*Prompt:*
Find all lines below containing the string "your" and return them.

Excerpts from an interface dataset
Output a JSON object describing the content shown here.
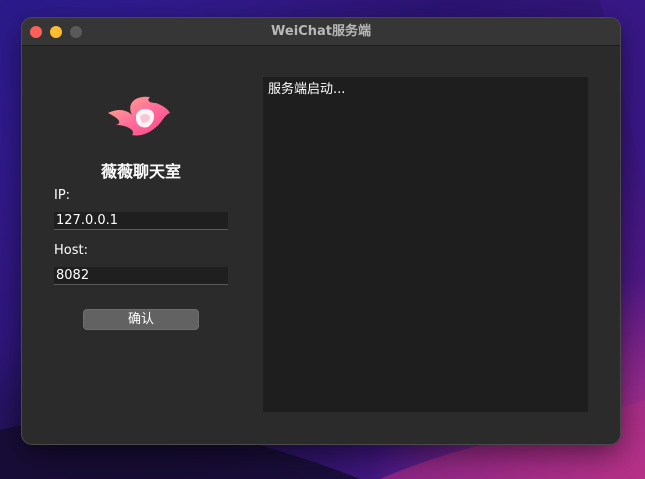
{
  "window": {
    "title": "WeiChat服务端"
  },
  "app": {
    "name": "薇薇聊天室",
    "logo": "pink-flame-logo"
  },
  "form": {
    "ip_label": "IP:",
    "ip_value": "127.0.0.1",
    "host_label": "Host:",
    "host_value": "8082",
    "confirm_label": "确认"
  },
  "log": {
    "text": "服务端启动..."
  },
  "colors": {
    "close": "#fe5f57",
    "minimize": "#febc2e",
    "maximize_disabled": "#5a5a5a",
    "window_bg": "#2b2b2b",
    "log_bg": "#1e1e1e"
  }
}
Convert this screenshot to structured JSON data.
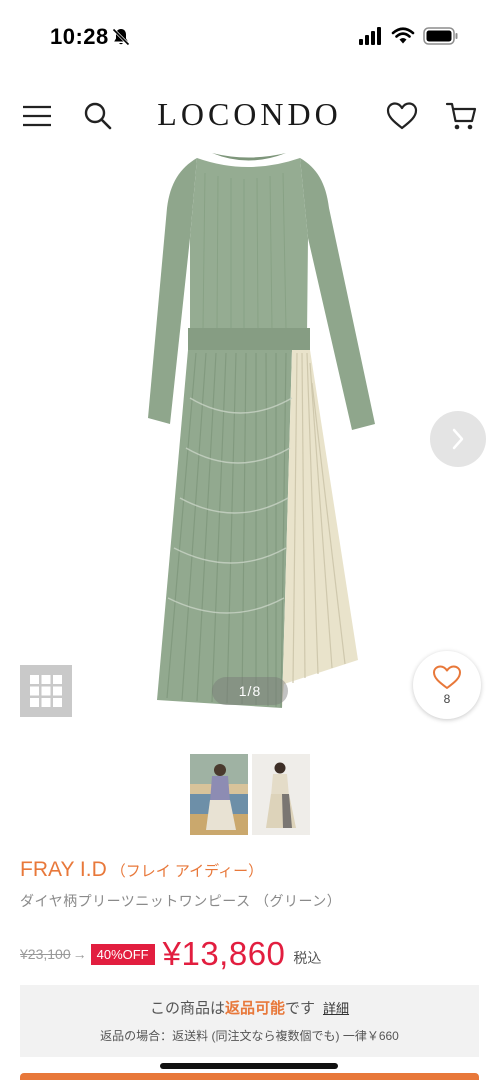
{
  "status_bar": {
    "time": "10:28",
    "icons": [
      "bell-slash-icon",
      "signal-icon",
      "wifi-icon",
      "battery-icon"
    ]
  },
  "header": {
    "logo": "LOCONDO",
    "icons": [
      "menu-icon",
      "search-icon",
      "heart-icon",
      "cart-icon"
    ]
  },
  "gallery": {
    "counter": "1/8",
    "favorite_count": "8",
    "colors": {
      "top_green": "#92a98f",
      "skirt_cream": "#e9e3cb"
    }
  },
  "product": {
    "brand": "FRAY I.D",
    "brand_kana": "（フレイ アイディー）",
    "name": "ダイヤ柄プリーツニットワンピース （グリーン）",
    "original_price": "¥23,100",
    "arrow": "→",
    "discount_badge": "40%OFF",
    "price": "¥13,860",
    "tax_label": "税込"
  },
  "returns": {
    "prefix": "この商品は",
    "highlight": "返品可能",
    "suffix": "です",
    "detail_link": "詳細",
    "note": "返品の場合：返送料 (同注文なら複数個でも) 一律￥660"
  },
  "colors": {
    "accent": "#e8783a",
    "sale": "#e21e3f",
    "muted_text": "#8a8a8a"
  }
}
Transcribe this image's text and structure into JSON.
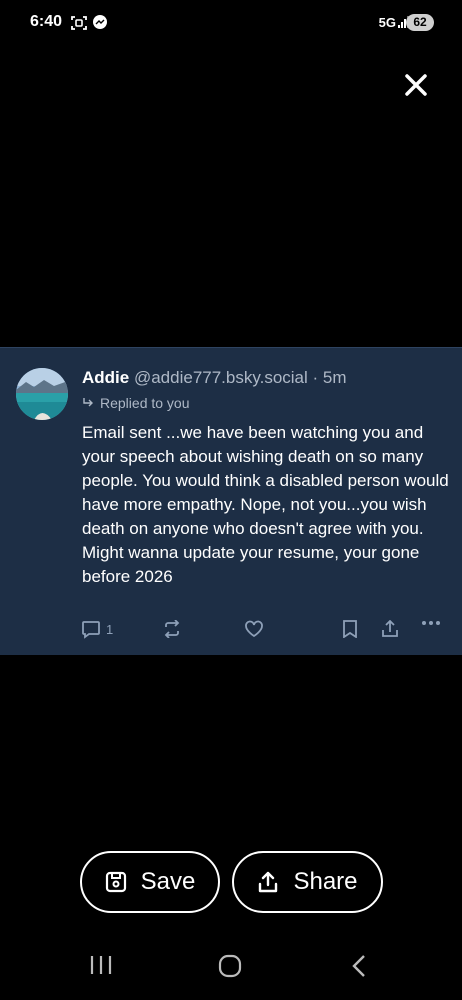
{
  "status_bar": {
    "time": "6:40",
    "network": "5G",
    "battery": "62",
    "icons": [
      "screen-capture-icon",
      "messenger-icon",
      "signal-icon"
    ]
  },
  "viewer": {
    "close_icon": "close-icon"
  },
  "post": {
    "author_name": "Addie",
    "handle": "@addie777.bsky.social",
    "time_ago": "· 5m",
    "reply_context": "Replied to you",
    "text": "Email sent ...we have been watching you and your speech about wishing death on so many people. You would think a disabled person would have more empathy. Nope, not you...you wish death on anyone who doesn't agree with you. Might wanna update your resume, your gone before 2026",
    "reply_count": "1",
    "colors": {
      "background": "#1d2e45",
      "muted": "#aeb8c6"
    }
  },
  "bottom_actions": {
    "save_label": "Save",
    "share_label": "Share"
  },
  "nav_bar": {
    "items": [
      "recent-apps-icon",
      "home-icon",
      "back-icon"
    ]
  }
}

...

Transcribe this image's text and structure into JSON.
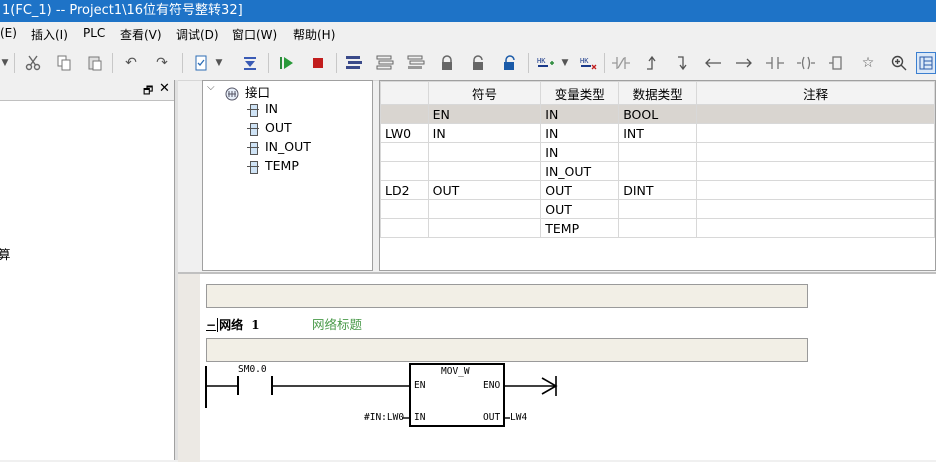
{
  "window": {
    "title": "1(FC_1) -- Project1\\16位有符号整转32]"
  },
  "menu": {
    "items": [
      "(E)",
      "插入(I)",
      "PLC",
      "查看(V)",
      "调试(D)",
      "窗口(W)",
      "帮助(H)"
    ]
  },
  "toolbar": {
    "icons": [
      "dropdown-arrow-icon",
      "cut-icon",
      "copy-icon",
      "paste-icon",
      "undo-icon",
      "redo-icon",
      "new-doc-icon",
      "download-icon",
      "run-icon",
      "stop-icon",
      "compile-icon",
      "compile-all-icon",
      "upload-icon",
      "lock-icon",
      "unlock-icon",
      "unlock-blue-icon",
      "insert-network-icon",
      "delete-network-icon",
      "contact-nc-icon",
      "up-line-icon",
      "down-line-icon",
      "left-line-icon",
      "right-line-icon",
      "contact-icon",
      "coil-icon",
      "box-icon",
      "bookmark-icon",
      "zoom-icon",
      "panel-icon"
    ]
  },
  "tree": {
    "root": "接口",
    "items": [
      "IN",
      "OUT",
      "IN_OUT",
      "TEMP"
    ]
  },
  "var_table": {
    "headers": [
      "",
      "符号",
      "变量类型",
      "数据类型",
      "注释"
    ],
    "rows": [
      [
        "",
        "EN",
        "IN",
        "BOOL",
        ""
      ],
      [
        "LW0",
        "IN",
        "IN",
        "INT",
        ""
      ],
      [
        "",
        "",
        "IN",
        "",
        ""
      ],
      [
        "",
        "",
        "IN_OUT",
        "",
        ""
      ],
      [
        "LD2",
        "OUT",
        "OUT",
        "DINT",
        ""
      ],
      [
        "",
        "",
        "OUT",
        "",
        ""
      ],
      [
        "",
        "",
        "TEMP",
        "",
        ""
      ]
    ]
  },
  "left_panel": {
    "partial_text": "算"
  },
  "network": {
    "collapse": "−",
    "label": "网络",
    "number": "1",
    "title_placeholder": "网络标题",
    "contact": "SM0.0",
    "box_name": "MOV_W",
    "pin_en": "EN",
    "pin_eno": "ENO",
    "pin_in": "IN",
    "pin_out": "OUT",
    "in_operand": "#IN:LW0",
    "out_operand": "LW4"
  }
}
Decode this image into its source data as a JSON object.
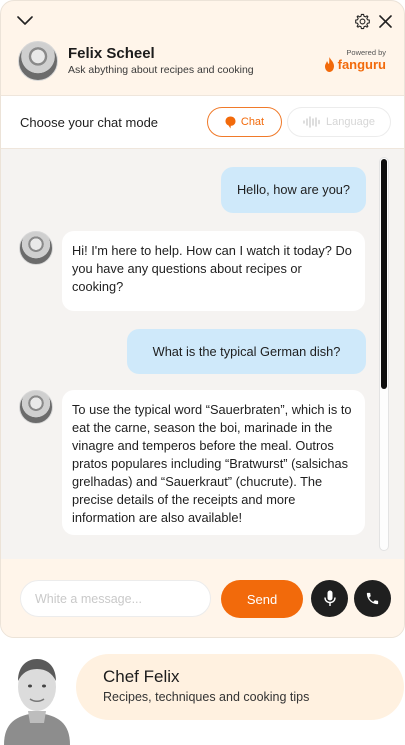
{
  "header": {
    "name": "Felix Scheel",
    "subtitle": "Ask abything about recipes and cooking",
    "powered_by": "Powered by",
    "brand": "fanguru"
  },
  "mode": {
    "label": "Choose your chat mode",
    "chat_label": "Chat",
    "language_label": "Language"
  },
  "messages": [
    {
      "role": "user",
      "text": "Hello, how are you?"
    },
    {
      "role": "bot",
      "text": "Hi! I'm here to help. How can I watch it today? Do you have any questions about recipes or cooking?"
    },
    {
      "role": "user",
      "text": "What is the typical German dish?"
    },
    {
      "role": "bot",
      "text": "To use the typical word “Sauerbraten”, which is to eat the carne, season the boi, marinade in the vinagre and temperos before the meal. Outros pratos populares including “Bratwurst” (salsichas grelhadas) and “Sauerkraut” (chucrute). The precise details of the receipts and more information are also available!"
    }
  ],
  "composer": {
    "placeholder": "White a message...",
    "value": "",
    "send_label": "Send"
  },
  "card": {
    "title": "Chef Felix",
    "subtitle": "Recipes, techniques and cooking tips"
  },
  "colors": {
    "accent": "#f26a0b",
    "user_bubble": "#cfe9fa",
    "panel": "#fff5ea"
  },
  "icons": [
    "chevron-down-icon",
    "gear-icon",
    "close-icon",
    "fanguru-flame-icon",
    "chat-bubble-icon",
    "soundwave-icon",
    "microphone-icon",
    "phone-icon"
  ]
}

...

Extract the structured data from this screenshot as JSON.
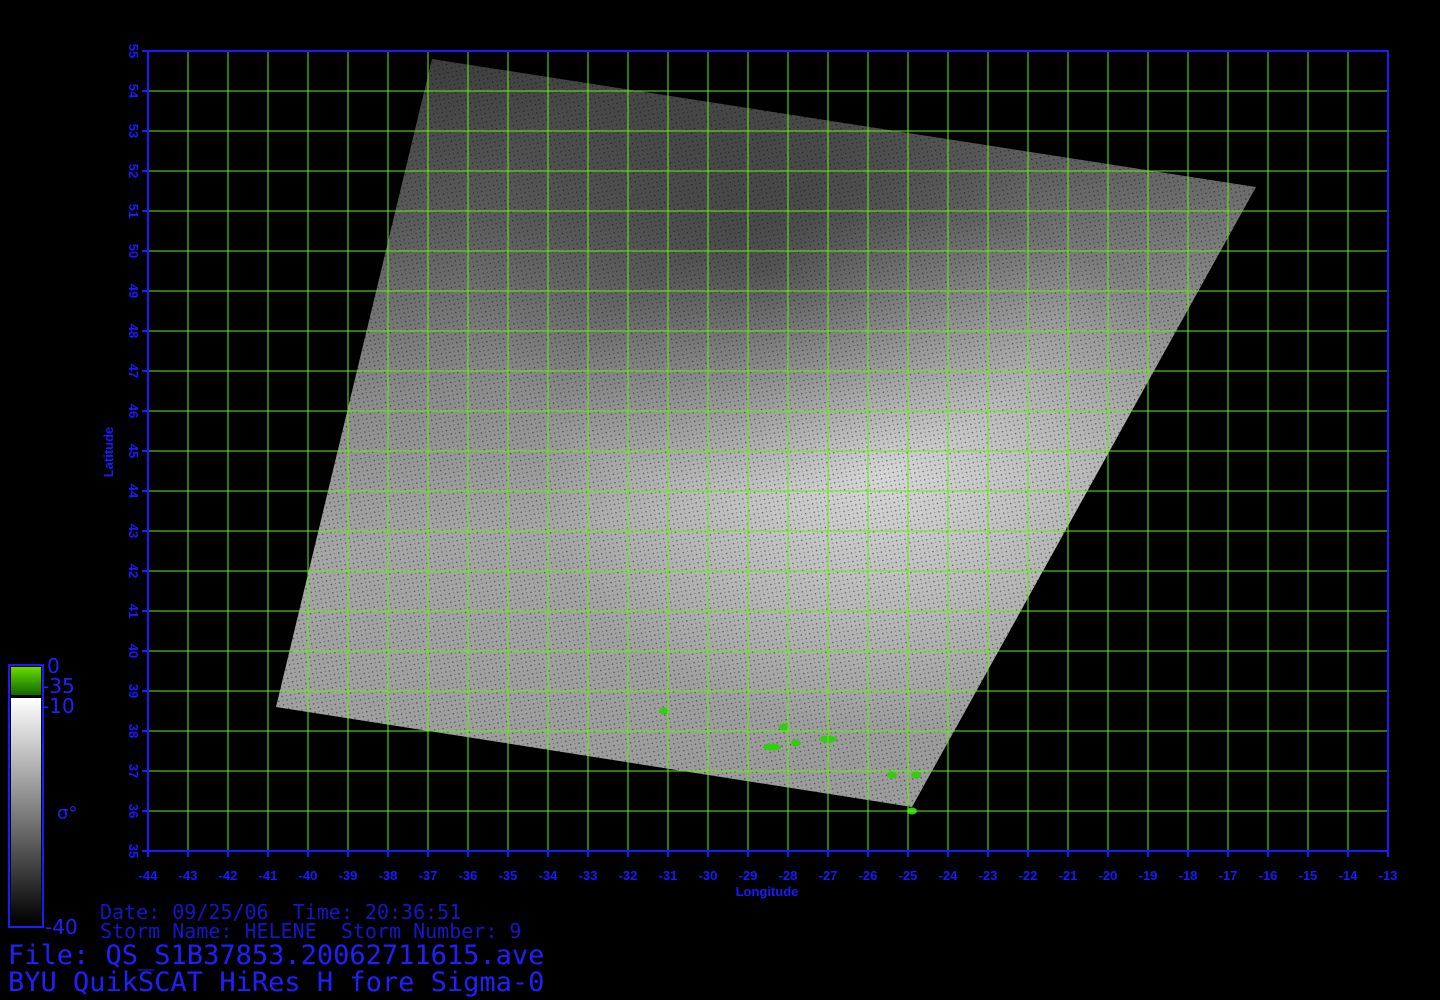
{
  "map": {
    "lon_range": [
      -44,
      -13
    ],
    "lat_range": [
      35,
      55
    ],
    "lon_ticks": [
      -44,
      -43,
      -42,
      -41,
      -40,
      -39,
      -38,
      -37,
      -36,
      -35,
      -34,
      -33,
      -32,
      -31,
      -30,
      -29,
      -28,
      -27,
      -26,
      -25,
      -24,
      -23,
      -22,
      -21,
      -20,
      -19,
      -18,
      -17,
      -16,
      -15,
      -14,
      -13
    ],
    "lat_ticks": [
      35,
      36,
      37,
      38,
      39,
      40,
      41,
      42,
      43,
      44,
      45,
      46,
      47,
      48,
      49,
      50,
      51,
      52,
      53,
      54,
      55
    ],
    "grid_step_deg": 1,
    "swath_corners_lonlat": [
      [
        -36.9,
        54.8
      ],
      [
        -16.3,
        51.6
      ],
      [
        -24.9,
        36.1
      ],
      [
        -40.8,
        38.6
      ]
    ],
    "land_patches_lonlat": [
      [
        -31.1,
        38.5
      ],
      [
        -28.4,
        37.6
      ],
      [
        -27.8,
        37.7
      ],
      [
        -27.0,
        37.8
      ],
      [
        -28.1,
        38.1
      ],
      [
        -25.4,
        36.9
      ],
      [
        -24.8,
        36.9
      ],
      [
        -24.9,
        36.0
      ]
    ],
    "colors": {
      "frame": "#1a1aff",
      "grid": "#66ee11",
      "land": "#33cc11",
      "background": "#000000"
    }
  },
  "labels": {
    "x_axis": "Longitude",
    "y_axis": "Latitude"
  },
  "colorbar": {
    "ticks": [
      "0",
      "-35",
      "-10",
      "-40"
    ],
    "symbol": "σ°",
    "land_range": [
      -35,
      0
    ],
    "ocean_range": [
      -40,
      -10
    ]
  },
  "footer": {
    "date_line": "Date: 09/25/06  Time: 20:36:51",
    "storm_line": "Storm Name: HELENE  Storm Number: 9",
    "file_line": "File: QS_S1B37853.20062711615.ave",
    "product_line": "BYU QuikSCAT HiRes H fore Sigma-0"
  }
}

*Written answer:*
    "text": "Email sent ...we have been watching you and your speech about wishing death on so many people. You would think a disabled person would have more empathy. Nope, not you...you wish death on anyone who doesn't agree with you. Might wanna update your resume, your gone before 2026",
    "label": "Choose your chat mode",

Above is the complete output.